● TASK TO CARRY OUT
Search the entries below for "Information", and copy each line where it appears.

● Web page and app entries

==============================

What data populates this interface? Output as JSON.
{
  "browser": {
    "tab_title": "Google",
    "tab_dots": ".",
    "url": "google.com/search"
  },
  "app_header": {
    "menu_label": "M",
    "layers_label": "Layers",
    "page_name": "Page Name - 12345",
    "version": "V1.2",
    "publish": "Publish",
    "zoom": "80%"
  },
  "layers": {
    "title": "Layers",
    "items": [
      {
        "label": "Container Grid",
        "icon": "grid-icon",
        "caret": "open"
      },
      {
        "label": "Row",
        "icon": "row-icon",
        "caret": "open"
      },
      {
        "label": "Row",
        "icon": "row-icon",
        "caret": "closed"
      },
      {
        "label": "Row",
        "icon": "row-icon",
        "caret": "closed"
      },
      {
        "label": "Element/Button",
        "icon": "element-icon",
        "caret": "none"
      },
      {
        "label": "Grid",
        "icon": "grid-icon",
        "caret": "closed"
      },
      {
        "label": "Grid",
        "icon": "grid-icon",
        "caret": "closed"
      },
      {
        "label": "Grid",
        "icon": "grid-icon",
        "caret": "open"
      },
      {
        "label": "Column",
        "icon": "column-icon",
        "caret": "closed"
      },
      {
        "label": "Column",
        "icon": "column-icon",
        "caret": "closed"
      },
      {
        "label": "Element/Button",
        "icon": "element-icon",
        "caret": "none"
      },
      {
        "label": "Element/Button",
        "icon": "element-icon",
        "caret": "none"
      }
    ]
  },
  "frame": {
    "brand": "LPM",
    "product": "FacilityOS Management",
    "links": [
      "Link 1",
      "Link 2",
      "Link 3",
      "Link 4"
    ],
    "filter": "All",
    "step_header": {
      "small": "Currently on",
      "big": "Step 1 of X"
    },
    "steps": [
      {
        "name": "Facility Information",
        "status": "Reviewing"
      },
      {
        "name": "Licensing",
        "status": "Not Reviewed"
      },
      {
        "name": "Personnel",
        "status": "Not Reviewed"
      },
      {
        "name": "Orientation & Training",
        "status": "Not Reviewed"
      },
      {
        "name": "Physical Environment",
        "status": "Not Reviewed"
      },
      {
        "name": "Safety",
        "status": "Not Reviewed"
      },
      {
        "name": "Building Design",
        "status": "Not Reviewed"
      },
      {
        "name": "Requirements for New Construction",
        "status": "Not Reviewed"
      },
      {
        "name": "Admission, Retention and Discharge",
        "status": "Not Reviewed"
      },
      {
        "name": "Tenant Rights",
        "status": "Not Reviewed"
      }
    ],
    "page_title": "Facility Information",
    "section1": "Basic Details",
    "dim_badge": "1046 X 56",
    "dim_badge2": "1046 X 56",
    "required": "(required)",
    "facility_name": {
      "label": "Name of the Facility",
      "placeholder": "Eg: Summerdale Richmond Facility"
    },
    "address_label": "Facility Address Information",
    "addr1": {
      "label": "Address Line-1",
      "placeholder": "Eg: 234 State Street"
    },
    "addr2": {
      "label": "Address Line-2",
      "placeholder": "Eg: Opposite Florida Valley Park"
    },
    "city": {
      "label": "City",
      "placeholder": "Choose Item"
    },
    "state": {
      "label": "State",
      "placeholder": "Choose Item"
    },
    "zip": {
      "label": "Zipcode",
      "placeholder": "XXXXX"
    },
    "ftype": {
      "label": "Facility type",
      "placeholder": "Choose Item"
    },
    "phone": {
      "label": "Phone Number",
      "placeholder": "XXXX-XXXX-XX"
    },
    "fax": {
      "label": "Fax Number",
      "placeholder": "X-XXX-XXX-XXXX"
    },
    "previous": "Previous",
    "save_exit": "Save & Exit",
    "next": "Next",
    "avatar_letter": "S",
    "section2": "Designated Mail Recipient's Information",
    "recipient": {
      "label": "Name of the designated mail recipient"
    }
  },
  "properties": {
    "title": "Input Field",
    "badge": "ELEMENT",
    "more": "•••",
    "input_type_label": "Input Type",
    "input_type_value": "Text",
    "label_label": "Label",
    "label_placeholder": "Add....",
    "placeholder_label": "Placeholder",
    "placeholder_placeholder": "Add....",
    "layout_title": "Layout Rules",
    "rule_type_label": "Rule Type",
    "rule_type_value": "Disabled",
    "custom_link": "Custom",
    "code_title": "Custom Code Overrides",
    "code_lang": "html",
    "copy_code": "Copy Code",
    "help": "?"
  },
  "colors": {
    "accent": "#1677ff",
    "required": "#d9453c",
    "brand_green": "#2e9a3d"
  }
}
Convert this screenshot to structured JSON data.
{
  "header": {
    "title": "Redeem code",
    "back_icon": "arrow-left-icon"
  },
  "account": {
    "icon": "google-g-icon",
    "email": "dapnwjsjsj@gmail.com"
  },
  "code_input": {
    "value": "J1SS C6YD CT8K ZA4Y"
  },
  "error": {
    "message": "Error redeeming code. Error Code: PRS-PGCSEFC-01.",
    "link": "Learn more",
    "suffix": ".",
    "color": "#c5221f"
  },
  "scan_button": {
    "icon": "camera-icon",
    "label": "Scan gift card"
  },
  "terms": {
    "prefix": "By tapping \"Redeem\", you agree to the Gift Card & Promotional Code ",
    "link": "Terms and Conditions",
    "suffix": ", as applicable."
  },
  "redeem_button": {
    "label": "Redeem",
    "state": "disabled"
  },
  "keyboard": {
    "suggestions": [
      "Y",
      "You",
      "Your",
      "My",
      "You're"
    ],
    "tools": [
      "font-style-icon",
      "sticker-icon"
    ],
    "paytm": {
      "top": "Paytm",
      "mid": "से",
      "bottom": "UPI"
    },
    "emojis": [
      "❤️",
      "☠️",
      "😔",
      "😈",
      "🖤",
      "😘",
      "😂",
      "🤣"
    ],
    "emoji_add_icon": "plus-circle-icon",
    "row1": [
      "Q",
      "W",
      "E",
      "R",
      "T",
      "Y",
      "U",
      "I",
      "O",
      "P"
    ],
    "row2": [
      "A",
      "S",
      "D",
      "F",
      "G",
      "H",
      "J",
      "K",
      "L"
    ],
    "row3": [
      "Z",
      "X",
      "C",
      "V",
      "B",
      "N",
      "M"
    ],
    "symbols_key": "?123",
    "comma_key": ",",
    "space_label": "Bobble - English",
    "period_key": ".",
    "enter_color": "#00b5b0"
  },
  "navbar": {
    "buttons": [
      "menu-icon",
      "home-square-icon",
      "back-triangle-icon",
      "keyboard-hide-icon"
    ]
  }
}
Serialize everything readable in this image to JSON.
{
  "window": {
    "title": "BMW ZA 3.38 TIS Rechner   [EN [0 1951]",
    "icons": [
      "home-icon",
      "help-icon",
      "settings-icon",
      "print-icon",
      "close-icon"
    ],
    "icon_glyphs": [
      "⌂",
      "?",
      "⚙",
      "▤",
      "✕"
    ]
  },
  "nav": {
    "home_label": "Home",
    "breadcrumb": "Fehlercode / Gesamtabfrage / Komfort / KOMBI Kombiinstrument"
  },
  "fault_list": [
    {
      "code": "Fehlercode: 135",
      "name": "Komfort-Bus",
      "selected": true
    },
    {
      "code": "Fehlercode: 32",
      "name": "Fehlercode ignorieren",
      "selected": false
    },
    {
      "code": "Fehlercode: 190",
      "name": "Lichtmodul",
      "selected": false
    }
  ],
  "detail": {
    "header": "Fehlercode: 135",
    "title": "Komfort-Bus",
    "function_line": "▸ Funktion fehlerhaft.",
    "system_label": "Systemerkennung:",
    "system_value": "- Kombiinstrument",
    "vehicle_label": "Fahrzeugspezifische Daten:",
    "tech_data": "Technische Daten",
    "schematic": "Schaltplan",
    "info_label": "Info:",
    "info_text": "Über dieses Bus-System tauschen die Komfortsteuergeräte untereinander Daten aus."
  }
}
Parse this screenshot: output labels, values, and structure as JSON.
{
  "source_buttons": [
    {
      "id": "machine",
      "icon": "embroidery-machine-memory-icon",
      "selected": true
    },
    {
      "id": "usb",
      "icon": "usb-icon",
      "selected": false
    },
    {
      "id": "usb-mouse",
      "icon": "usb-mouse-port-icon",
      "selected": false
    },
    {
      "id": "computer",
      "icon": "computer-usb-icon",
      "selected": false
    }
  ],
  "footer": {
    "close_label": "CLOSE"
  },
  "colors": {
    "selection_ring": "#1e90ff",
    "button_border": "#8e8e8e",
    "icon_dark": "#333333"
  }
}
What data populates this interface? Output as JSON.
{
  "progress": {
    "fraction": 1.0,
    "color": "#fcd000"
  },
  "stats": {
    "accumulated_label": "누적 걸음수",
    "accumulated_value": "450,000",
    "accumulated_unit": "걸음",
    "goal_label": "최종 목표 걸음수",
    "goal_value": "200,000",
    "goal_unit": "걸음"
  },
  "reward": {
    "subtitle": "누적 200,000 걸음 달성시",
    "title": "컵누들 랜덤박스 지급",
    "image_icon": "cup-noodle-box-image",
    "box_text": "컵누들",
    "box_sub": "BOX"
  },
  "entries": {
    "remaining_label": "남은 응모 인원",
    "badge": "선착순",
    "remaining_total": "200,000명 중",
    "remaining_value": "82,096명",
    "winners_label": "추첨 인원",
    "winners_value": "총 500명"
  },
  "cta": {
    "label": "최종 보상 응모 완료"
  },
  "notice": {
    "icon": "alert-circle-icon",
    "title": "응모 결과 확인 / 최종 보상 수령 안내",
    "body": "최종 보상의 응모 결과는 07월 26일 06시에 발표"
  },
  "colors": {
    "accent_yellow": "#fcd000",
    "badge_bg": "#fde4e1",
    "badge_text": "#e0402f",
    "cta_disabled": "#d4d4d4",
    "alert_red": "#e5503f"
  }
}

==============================

● ANSWER TO THE PROBLEM
        "name": "Facility Information",
    "page_title": "Facility Information",
    "address_label": "Facility Address Information",
    "section2": "Designated Mail Recipient's Information",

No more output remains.